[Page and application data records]
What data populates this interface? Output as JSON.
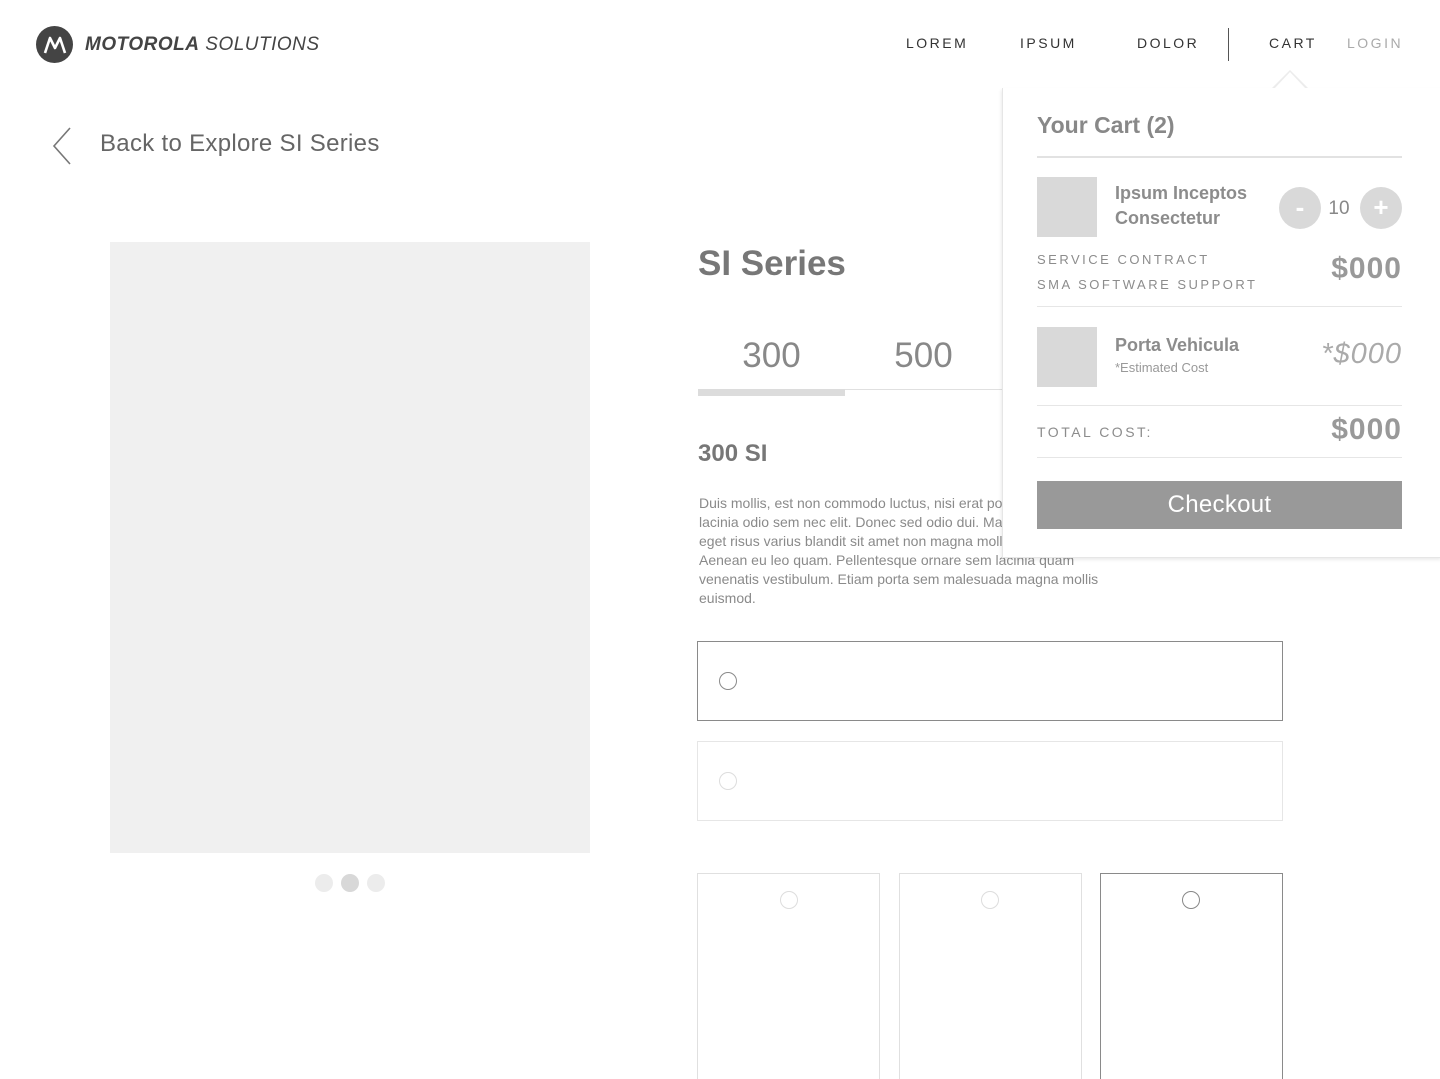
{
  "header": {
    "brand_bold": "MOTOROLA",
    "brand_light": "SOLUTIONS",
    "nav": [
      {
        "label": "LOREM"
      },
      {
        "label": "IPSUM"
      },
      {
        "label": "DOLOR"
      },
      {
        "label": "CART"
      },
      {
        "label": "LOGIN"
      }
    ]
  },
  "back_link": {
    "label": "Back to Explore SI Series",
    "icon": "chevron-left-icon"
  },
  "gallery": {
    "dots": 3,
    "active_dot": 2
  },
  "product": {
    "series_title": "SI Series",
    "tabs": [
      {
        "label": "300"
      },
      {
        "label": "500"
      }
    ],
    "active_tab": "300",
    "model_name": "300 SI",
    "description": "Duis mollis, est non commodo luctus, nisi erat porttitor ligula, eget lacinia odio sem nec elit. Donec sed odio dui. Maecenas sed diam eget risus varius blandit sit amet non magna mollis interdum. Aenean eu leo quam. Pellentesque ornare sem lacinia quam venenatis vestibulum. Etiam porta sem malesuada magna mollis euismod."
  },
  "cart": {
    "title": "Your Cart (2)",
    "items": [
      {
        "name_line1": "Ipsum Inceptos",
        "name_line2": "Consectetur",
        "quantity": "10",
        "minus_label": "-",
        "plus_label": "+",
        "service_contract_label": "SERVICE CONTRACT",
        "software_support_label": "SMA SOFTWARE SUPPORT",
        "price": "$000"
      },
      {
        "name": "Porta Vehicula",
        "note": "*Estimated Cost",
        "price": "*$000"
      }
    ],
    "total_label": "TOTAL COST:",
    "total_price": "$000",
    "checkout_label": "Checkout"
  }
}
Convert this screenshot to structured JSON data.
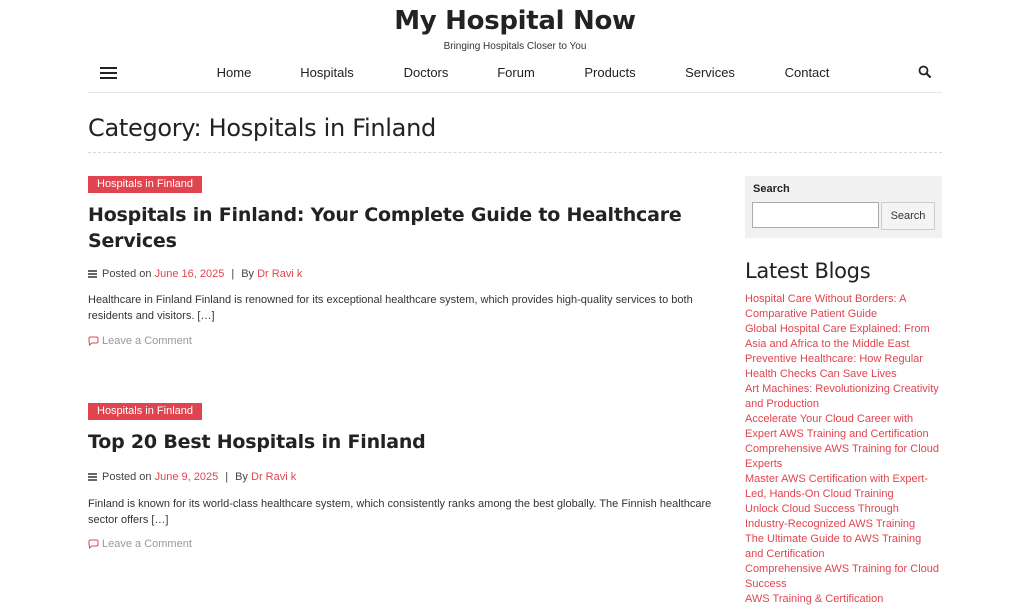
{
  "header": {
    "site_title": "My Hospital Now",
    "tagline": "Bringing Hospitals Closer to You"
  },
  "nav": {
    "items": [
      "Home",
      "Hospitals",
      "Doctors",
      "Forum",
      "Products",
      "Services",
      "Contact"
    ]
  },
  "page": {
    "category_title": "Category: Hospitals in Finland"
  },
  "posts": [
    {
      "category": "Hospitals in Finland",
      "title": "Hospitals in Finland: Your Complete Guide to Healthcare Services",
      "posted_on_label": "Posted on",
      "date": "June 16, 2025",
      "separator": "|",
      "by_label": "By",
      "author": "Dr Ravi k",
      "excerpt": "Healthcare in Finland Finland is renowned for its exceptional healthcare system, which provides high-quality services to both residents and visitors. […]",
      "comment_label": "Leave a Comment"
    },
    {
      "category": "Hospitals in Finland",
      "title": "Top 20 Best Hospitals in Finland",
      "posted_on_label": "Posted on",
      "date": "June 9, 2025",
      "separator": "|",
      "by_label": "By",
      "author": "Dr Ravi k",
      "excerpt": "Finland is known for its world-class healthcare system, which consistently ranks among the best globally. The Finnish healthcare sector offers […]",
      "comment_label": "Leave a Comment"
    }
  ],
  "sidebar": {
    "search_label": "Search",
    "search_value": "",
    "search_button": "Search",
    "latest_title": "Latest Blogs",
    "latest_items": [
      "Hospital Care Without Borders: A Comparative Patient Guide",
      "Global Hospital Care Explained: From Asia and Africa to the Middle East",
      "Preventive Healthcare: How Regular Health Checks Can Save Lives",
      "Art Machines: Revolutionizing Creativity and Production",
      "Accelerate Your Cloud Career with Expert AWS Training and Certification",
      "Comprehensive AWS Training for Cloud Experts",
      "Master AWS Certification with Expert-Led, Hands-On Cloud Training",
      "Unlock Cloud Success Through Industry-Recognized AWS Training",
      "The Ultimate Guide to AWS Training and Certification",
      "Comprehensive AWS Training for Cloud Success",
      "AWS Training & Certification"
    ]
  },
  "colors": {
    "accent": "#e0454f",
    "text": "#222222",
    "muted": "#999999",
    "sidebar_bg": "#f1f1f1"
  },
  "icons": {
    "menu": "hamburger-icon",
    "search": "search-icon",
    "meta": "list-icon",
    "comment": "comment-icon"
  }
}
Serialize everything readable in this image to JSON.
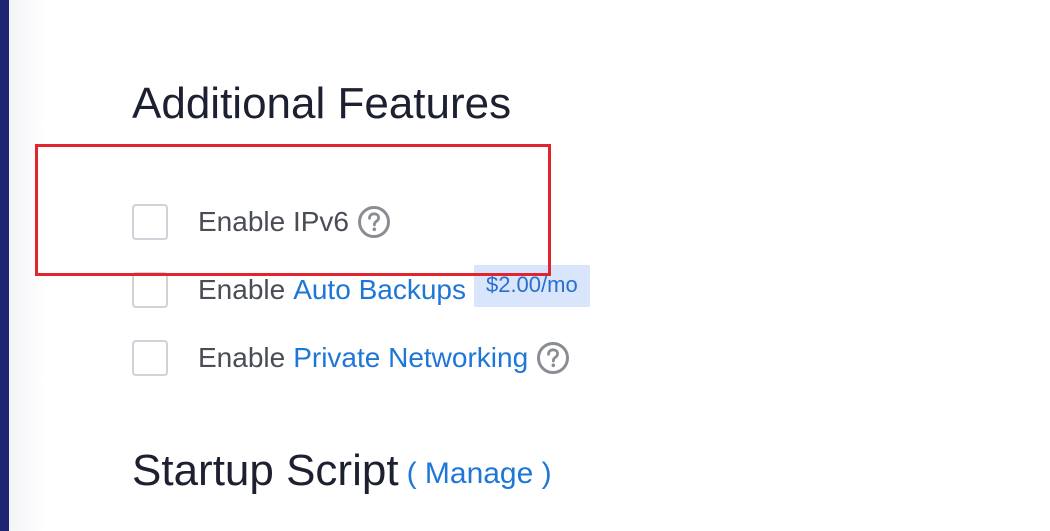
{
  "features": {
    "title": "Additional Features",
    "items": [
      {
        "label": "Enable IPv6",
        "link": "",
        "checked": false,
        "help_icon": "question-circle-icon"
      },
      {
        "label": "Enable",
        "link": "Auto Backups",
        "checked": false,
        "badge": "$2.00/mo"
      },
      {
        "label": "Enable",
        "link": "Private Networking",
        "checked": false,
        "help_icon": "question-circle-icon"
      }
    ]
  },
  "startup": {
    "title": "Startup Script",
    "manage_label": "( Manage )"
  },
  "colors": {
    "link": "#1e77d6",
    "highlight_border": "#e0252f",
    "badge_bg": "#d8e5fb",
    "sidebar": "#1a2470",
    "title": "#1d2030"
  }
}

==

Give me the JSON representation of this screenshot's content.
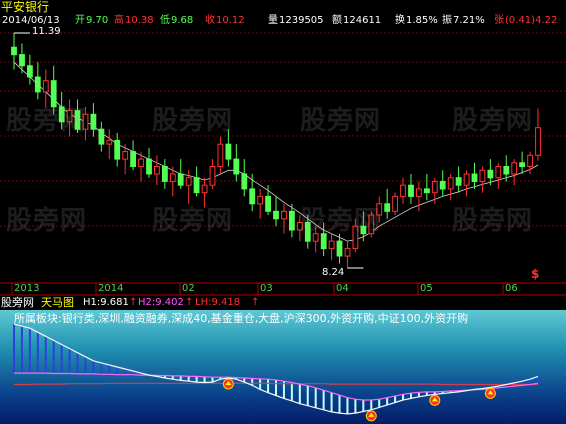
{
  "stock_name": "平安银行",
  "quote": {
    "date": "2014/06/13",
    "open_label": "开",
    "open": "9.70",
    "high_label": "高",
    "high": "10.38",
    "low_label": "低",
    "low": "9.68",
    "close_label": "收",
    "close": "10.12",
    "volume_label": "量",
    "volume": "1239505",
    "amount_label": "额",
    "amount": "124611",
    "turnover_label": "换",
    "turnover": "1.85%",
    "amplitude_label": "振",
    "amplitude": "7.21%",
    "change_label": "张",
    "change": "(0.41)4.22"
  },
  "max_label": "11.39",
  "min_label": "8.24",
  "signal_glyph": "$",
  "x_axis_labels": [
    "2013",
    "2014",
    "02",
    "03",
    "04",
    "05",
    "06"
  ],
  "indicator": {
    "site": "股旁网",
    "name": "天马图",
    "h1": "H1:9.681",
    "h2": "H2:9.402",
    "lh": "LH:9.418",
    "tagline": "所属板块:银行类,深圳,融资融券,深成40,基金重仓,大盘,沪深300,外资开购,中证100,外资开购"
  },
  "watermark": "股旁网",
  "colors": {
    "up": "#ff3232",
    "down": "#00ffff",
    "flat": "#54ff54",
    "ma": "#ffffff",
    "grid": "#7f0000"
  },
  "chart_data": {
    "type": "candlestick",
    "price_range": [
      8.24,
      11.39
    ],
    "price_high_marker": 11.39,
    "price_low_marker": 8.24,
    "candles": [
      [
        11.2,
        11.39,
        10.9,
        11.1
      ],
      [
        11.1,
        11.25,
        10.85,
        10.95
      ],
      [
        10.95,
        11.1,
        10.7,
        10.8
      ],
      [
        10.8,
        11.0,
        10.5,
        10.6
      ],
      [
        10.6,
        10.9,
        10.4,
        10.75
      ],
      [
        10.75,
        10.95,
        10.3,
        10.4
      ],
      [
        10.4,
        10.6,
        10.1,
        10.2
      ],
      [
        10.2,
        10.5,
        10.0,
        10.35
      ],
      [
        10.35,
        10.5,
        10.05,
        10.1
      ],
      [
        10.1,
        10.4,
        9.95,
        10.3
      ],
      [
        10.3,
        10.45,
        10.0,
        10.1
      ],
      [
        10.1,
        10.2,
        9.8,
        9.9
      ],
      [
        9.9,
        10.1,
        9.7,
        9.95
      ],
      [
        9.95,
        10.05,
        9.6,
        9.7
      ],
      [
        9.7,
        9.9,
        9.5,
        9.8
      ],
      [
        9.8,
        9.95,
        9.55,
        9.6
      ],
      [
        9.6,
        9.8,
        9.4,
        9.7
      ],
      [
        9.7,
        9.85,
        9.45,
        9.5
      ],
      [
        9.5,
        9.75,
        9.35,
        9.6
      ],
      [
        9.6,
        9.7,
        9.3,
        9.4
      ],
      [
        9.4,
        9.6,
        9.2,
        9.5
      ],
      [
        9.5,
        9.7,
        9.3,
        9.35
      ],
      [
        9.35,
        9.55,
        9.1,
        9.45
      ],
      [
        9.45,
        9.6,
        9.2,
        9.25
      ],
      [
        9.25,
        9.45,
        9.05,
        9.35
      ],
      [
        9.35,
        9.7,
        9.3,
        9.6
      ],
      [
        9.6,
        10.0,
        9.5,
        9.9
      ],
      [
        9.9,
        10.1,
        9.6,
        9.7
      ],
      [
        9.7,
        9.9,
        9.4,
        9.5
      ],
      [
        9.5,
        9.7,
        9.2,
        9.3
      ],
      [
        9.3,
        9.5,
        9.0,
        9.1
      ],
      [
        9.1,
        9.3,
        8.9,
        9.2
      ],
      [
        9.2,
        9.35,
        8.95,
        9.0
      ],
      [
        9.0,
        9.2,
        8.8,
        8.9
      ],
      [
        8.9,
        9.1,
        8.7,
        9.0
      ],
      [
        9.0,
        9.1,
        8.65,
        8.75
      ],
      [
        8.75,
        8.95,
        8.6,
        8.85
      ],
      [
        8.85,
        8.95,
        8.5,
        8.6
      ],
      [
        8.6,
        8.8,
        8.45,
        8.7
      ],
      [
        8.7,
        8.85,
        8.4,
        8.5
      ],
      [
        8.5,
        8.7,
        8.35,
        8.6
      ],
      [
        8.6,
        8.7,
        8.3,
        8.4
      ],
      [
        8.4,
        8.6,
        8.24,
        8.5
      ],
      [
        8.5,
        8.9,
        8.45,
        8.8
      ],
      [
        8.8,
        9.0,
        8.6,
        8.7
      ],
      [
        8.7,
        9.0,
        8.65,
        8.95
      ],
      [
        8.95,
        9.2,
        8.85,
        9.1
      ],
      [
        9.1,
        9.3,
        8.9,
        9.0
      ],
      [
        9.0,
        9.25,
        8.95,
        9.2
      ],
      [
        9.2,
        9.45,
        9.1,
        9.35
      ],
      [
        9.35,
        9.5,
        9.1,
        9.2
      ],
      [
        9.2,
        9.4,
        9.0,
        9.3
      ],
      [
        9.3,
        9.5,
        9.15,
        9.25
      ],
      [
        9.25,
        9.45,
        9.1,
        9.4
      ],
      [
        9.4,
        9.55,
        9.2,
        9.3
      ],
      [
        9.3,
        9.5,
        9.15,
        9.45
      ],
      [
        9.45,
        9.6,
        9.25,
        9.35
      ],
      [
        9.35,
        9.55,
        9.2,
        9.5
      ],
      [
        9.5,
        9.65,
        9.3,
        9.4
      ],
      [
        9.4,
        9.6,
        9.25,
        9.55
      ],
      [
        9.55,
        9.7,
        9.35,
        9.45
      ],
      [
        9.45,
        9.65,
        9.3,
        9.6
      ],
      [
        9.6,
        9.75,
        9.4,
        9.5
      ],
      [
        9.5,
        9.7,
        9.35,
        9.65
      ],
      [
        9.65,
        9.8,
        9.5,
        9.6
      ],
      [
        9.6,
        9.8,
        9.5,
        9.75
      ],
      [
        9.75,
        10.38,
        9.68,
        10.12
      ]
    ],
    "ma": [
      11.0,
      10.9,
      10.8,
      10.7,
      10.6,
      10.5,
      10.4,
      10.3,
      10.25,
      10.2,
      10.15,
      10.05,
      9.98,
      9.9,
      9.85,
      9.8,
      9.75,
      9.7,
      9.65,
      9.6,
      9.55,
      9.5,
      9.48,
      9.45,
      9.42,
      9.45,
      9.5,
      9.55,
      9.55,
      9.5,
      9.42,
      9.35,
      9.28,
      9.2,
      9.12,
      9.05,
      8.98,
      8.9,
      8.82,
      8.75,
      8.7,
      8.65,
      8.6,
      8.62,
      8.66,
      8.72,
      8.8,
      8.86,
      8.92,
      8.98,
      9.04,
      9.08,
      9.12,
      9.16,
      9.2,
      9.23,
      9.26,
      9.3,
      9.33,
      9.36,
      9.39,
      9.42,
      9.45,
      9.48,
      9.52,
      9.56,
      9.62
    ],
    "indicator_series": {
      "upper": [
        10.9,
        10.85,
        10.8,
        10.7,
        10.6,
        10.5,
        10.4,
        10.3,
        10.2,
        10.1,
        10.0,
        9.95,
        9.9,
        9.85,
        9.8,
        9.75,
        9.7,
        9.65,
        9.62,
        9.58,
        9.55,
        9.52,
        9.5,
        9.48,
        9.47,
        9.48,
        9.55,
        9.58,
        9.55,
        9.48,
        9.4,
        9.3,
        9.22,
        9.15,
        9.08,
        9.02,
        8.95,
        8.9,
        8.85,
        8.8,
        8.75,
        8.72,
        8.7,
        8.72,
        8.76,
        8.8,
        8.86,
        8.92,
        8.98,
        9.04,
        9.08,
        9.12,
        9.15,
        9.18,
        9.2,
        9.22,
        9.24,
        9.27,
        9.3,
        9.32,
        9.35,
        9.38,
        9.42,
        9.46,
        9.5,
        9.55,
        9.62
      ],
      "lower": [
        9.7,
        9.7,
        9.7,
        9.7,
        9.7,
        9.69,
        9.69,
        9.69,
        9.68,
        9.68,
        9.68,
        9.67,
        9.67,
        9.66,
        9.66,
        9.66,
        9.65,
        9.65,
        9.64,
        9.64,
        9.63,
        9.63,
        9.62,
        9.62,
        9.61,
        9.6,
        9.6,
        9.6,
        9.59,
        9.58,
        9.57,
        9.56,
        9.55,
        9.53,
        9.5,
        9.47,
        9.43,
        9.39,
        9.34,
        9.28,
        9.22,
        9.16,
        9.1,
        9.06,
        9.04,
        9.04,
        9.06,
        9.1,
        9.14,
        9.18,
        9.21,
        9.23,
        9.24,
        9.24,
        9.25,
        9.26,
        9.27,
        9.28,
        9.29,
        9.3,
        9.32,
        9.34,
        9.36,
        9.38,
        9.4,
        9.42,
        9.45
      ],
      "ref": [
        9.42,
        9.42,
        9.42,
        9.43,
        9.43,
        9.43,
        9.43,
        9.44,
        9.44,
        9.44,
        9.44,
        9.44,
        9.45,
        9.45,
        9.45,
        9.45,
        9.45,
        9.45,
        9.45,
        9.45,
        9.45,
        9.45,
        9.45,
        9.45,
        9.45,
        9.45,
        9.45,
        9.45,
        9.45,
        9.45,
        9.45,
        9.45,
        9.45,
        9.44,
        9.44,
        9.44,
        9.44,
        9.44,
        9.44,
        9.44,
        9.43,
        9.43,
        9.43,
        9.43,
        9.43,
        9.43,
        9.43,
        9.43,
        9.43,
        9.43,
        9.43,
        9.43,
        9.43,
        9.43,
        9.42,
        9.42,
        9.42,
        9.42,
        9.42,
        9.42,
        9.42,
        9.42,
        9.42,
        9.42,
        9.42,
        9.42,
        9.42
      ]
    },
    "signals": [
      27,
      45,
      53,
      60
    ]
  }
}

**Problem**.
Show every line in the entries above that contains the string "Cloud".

**Response for this exercise**.
      "Accelerate Your Cloud Career with Expert AWS Training and Certification",
      "Comprehensive AWS Training for Cloud Experts",
      "Master AWS Certification with Expert-Led, Hands-On Cloud Training",
      "Unlock Cloud Success Through Industry-Recognized AWS Training",
      "Comprehensive AWS Training for Cloud Success",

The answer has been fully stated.